> **WHAT THE TASK REQUIRES**: Within the material below, count how many lines contain "glyph". Answer with only that number.

---- INFORMATION SHOWN

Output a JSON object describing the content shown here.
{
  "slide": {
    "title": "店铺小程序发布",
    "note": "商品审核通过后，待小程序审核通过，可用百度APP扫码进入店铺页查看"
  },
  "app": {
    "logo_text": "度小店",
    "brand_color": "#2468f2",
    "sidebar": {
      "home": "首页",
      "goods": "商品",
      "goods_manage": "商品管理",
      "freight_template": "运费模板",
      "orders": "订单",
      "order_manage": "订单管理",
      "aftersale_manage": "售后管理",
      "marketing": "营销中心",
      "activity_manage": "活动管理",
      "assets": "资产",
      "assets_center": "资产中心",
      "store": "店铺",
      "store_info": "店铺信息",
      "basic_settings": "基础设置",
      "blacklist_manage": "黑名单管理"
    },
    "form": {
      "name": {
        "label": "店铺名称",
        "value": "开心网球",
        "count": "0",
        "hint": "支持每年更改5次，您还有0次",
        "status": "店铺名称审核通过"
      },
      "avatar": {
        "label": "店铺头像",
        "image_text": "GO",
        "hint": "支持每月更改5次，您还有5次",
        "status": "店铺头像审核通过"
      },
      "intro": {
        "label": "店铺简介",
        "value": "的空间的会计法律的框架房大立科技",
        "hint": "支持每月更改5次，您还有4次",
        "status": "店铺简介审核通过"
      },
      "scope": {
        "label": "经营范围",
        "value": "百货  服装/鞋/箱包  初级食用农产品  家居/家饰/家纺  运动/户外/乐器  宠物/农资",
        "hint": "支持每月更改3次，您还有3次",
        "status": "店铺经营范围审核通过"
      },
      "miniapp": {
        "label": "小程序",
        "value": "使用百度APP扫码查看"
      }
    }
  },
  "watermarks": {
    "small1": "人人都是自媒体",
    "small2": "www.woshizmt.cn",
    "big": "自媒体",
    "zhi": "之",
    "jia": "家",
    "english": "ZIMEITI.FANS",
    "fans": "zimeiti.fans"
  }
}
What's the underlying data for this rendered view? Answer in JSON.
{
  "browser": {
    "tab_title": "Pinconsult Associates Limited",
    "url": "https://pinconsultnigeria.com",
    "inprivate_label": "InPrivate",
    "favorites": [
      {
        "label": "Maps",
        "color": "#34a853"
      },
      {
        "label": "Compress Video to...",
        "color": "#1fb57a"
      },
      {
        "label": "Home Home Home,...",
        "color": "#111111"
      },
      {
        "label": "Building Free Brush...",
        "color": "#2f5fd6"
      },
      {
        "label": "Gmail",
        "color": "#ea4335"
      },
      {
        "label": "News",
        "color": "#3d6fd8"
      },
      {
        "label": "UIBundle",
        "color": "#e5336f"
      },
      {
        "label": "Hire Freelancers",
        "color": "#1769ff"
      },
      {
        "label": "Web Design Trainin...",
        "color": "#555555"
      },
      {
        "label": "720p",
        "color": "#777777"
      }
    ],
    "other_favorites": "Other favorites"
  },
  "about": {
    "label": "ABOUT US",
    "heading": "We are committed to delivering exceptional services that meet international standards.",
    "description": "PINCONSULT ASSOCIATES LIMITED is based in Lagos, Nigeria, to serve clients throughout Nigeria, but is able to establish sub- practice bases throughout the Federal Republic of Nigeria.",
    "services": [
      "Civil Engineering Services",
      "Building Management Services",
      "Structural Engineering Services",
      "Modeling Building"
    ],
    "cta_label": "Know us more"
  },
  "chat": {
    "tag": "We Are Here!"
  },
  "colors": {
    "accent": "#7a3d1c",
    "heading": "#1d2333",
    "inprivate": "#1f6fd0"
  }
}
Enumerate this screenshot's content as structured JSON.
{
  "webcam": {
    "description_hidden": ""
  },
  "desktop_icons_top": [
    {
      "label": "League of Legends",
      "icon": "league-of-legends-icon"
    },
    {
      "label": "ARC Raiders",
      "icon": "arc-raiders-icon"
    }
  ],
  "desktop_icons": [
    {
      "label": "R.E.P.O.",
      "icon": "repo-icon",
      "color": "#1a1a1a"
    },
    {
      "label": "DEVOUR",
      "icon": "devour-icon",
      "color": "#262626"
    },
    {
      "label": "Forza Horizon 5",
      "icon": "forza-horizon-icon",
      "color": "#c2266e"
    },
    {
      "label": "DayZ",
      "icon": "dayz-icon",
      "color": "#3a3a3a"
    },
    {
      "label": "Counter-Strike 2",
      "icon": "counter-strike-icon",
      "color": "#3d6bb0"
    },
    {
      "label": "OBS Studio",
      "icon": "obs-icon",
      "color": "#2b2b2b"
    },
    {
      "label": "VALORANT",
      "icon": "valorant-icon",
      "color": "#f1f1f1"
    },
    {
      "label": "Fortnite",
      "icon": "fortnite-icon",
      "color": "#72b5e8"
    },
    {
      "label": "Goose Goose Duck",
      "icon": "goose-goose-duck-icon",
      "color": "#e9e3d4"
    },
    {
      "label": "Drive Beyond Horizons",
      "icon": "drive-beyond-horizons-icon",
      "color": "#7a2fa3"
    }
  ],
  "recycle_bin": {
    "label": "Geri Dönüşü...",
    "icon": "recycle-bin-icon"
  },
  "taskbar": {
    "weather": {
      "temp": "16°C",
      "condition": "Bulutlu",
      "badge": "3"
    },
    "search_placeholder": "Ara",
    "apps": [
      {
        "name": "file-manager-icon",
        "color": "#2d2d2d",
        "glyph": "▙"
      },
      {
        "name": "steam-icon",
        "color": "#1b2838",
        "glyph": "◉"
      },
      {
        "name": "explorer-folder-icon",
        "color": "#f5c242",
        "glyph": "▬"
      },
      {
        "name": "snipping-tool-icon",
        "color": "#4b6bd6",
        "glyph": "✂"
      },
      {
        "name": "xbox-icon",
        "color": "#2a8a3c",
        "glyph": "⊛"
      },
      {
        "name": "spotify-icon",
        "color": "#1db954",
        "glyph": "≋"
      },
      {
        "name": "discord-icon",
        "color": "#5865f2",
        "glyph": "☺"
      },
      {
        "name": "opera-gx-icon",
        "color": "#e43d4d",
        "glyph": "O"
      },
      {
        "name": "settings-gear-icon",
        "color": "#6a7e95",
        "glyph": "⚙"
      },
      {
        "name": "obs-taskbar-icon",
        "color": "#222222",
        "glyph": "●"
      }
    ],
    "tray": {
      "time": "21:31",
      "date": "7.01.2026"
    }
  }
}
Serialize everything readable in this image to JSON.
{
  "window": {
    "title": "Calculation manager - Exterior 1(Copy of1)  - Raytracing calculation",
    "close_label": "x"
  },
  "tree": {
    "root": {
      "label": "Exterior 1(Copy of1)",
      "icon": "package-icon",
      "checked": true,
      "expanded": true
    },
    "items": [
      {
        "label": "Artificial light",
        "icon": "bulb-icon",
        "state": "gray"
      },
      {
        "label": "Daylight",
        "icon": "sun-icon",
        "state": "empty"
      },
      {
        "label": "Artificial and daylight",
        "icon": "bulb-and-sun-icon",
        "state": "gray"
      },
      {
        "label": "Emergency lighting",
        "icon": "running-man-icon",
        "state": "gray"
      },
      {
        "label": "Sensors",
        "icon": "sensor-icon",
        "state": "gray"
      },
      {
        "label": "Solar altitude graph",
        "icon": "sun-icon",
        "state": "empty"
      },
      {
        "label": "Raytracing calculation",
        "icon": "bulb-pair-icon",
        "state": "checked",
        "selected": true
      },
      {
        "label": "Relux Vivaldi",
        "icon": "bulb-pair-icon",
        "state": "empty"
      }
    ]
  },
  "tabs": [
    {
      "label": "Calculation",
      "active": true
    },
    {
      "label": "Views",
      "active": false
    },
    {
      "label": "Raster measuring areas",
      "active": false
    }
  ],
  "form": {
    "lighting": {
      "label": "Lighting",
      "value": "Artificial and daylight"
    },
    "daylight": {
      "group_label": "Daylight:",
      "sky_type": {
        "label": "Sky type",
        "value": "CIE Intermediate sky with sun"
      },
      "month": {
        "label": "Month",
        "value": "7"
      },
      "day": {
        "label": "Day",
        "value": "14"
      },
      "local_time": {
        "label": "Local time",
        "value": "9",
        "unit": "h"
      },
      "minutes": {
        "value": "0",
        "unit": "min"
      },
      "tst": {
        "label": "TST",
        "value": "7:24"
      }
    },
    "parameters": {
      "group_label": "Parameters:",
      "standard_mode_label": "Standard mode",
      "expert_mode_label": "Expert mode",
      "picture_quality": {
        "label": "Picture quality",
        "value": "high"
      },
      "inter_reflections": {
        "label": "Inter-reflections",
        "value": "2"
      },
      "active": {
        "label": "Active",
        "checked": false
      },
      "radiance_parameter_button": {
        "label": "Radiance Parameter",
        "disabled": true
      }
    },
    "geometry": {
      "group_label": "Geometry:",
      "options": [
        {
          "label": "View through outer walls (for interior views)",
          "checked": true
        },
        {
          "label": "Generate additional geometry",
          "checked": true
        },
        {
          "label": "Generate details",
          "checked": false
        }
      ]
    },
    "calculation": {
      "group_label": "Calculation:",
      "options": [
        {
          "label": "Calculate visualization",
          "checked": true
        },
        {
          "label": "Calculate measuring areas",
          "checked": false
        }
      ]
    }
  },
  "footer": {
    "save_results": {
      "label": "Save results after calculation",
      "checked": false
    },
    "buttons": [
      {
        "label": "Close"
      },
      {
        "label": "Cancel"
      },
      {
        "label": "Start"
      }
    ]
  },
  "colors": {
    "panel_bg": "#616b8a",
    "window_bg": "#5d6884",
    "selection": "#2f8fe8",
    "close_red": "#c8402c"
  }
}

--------

> **WRITTEN RESPONSE**: 10